Thursday, September 22, 2011

Kentucky Supreme Court Disbars Fen-Phen Lawyer David Helmers Of Lexington For "Serious Ethical Violations". Stan Chesley Awaits His Turn.

Ky. attorney who worked on fen-phen case disbarred

LOUISVILLE, Ky. (AP) -- A Kentucky attorney who worked on the class-action lawsuit over the diet-drug fen-phen was permanently disbarred Thursday for his role in a scheme that cost clients more than $65 million from the settlement and landed two other lawyers in federal prison.

The Kentucky Supreme Court revoked the law license of David Helmers of Lexington, citing "serious ethical violations."

Helmers is the fourth attorney involved with the case to be disbarred.

The fen-phen settlement has also jeopardized the Kentucky law license of Cincinnati attorney Stanley Chesley, known as the "Master of Disaster" for his work on large class-action cases around the country. The Kentucky Supreme Court is weighing a request from the Kentucky Bar Association to disbar Chesley for his role in the proceedings. That case is pending.

The high court, in an order signed by Chief Justice John Minton, also ordered Helmers to pay nearly $40,000 to cover the cost of the disciplinary proceedings against him.

The court found that Helmers wasn't the mastermind of the scheme, but rather acted at the direction of several more experienced attorneys.

But, Minton wrote, "it takes no technical expertise" to know that deceiving clients, some of whom were "egregiously injured" by the drug, was wrong.

"That he did so at the direction of his employer does not permit us to overlook the serious deficiency in character revealed by the facts before us," Minton wrote for the court.

Helmers worked as an associate in William Gallion's law firm during the 2001 settlement negotiations, which netted $200 million. The fen-phen case involved 440 clients who said they suffered heart and lung damage as a result of taking the drug.

Gallion, 60, and Shirley Cunningham Jr., one-time owners of champion racehorse Curlin, are serving federal sentences after being convicted of bilking their clients out of millions from the settlement. Both have been disbarred.
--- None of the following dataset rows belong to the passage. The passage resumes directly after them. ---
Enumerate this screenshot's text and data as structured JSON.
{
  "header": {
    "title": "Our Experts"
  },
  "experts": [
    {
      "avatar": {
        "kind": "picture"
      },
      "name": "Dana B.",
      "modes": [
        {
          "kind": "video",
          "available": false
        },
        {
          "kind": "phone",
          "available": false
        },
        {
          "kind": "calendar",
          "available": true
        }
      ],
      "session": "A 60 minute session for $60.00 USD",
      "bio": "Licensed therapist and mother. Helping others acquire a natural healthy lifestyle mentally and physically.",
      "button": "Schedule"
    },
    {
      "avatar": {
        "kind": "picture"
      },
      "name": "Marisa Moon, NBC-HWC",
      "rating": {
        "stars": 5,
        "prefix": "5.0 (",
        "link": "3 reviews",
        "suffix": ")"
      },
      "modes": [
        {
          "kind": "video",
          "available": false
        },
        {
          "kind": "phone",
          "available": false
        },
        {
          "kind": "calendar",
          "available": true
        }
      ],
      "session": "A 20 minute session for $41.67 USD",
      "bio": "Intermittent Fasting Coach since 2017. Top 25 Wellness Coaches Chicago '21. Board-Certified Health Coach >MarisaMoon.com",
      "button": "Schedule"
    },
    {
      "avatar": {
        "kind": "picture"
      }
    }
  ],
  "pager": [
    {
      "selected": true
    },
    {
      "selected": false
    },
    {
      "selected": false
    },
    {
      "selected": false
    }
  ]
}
A third attorney, Melbourne Mills of Lexington, was acquitted at a federal criminal trial, but he was disbarred for his role in the scheme.

Gallion is not scheduled to be released from federal prison until 2029; Cunningham, 57, won't get out until 2025. The two men are appealing their convictions. The U.S. 6th Circuit Court of Appeals has not scheduled oral arguments in the case.

Helmers went to work for Gallion, then a respected attorney, while still in law school in Lexington. After being admitted to the bar, Helmers handled client meetings about the fen-phen settlement for Gallion.

The court found that Helmers failed to disclose to clients details of the settlement or that the attorneys had decided beforehand how much each client would receive from the settlement.

"Additionally, (Helmers) told many of the clients that if they spoke to others about their settlement award, they could face a penalty assessment of $100,000," Minton wrote.

Minton said Helmers was "inexperienced, impressionable" and may have been influenced by Gallion, Cunningham and Mills.

A state court awarded former clients of Gallion and Cunningham $42 million in a civil case, but the Kentucky Court of Appeals overturned that award. That case is being appealed to the Kentucky Supreme Court.

Click it.



Blogger leachmark707 said...

I think that this disbarment was to be expected. Anyone who abused his or her position of trust to manipulated should be stripped of their title. They lost their clients a lot of money. It is too bad that they were mislead by an attorney this way. I know that there are a lot of really excellent attorneys in the Country, don't allow this one person to ruin your hopes of finding honest help.
Mark Leach |

2:40 PM  

Post a Comment

<< Home